I’ve always been more pleased than put off when friends tell me, “You’re like Lionel.” I don’t think I am very much. But there’s no shame in being compared to Lionel Hardcastle, an appealing and amusing character played pitch-perfectly by Geoffrey Palmer between 1992 and 2005 in the British sitcom As Time Goes By. This last, by my lights, about the most delightful sitcom ever to grace the small screen. Unlike most contemporary sitcoms, it’s actually funny. And there’s nothing in it one would not want the kids or Aunt Eunice to see or hear.
Palmer died peacefully Thursday at his home in England. He was 93. He’s survived by his wife of 57 years, Sally Green, and two children.
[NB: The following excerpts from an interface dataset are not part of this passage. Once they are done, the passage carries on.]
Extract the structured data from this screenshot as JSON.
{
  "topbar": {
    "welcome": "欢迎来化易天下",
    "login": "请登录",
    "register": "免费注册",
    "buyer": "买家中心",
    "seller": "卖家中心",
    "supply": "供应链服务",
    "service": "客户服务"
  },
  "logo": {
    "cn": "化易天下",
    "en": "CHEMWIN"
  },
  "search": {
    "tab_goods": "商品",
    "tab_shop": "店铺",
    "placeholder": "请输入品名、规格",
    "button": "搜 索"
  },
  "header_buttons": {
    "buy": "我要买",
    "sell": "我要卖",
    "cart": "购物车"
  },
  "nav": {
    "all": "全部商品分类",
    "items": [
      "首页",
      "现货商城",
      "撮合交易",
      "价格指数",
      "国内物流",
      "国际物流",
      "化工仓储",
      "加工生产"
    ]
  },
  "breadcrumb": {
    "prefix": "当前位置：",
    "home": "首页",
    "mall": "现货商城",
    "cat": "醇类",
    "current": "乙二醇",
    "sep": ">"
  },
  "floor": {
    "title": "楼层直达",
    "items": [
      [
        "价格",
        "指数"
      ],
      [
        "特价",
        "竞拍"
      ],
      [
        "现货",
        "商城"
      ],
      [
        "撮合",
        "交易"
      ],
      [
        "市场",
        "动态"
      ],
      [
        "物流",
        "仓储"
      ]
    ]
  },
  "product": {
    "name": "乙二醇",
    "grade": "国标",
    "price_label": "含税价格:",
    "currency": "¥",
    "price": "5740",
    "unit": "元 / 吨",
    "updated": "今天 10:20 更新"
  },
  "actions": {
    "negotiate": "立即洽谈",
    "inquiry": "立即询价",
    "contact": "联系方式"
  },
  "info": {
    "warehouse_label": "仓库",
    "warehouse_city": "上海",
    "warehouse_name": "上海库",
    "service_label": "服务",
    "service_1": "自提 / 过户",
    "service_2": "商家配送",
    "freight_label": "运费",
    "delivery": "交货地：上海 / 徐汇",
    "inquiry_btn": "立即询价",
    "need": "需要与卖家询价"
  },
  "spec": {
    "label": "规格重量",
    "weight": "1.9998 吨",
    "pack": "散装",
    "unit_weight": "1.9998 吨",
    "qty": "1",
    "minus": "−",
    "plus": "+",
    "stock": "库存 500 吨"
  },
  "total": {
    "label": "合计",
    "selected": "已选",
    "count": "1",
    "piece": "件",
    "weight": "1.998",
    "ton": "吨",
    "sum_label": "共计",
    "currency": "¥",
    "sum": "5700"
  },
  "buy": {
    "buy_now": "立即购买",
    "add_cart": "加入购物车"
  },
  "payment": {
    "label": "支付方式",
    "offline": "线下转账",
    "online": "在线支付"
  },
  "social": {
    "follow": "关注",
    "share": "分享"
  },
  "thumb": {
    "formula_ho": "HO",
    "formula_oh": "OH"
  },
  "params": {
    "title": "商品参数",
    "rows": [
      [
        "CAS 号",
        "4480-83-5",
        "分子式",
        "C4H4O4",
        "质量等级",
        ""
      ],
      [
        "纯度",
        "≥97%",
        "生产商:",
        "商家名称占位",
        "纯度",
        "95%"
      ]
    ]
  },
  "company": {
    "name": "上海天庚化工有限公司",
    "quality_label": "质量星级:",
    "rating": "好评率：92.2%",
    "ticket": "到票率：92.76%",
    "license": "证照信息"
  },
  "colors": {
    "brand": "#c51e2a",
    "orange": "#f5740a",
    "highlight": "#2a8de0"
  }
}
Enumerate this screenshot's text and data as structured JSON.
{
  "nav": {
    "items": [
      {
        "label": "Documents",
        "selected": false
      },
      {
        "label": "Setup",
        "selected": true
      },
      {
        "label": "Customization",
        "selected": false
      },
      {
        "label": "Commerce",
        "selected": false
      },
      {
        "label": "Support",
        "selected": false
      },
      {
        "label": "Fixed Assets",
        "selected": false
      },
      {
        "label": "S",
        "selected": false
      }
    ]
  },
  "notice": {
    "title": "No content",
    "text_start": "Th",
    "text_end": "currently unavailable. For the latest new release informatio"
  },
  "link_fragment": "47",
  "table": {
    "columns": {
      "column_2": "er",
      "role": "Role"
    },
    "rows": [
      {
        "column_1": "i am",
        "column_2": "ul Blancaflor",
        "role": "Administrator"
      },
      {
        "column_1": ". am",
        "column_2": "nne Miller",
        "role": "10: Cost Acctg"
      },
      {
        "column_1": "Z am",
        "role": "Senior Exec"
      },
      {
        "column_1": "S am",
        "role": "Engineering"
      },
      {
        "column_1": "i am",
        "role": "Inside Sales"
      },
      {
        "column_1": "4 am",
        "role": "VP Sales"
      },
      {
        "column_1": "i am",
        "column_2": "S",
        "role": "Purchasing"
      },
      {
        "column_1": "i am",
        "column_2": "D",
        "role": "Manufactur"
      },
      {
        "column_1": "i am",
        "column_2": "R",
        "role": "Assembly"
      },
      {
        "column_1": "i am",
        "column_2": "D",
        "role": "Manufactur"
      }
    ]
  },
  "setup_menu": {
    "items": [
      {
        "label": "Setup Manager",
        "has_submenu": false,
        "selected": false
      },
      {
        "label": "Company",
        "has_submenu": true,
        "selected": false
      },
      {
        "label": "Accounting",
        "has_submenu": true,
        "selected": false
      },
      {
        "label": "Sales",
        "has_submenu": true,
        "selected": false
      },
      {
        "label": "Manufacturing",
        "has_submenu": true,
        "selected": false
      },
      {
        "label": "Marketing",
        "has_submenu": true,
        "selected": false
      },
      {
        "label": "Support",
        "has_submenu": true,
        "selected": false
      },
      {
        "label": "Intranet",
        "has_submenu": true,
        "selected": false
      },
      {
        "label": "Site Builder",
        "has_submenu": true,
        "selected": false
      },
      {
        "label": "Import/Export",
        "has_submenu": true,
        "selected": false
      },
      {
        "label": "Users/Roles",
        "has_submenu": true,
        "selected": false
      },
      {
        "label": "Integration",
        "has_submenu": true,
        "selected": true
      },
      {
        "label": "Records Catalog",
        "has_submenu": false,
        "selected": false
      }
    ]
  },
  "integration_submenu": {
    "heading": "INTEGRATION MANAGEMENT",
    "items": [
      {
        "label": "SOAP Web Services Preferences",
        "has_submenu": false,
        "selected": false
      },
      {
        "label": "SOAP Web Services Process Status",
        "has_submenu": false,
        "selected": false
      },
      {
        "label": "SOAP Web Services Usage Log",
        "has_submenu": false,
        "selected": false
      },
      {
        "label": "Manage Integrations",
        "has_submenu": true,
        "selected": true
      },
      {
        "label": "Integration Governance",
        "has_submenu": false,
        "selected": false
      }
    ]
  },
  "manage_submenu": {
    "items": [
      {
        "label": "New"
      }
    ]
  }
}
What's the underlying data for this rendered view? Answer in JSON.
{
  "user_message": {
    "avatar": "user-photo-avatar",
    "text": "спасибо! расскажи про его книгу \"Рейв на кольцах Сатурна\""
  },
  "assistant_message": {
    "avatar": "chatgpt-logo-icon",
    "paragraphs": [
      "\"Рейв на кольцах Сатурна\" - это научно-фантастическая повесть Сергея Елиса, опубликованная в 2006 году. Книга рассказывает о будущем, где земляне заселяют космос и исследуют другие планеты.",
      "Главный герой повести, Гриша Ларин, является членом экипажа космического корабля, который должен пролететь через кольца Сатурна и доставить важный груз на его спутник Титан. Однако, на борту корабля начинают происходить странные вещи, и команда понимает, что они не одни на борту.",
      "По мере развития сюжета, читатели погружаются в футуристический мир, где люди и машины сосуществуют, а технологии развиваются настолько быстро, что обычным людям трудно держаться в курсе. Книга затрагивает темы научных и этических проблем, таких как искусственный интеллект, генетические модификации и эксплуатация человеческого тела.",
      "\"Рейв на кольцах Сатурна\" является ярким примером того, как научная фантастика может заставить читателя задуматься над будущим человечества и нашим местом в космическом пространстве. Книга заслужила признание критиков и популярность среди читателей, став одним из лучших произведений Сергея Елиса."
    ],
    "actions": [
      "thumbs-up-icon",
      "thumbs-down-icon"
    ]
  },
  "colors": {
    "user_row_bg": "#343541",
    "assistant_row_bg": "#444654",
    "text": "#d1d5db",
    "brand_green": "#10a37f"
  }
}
Palmer also leaves behind a large body of stage, television, and movie work. A selected list of his six decades of credits include such as The Madness of King George, Butterflies, The Fall and Rise of Reginald Perrin, The Army Game, Mrs. Brown, A Fish Called Wanda, The Avengers, and Dr. Who. Never one to turn down work, he did guest shots on popular British TV series, including Inspector Morse, Fawlty Towers, Midsomer Murders, and Agatha Christie’s Poirot.
With less than leading man looks — his face was long and favored a bloodhound’s — and usually projecting a stuffy and/or grumpy persona, Palmer rarely got the girl. But he did in As Time Goes By, though both he and his love interest in this one, Jean Pargetter, played by Judi Dench, were well past the age of consent when this one picks up. It was in this series that my wife and I first became familiar with and fans of Palmer’s work. The setup of this one is that Jean and Lionel had a brief romance in the early ’50s when she was a nurse and Lionel a second lieutenant in the British Army, soon to be shipped to Korea. When he goes, she writes him. He writes back, but the letter gets lost in the mail. Thinking he has lost interest, she stops writing. Thinking she has lost interest, he stops writing. Neither had in fact lost interest. And 30-plus years later, both divorced, they meet by accident, and things are rekindled. Slowly, and in the most amusing way.
Dench, of course, is a consummate actress, who can play serious but has great comic timing and delivery, which is very much on display in this series. And despite the long face and dour expressions, Palmer can be surprisingly funny, with a bone-dry wit. As one obit writer put it, he excels in the slow burn and in comic bafflement. The bafflement mostly comes from the fact that in As Time Goes By Lionel is obliged to share a household with three attractive, intelligent, and energetic women: Jean, her daughter Judith, played by Moira Brooker, and Sandy, an employee at Jean’s secretarial agency, played by Jenny Funnell. And women make up a gender Lionel will never come within miles of understanding.
The humor in this one is gentle, based on the domestic clamors and crises familiar to us all, and on Lionel’s losing battle in his attempts to understand his housemates. The romance between Lionel and Jean is real and convincing. But this doesn’t mean Lionel will ever have an easy time of it.
The show is aided by a host of very fine recurring secondary characters. The writing and acting are consistently first-rate. The series is available on various streaming services and on DVDs. It’s well worth the viewing time, as is much else of Palmer’s work.
Those familiar with Palmer’s screen persona will not be surprised to learn that his father was a chartered accountant. After school and National Service in the Royal Marines, Palmer began what he thought would be a career as an accountant. A girlfriend at the time got him interested in community theater. And out of this came a really fine acting career. This girlfriend is mentioned in several of the obits I’ve read Friday, but never named. Too bad. She should be given credit, for she did a favor, not just to Palmer but to decades of viewers who have taken pleasure in Palmer’s work.
RIP Geoffrey Palmer. Long live Lionel and Jean Hardcastle. Their love and humor will stand up, as time goes by.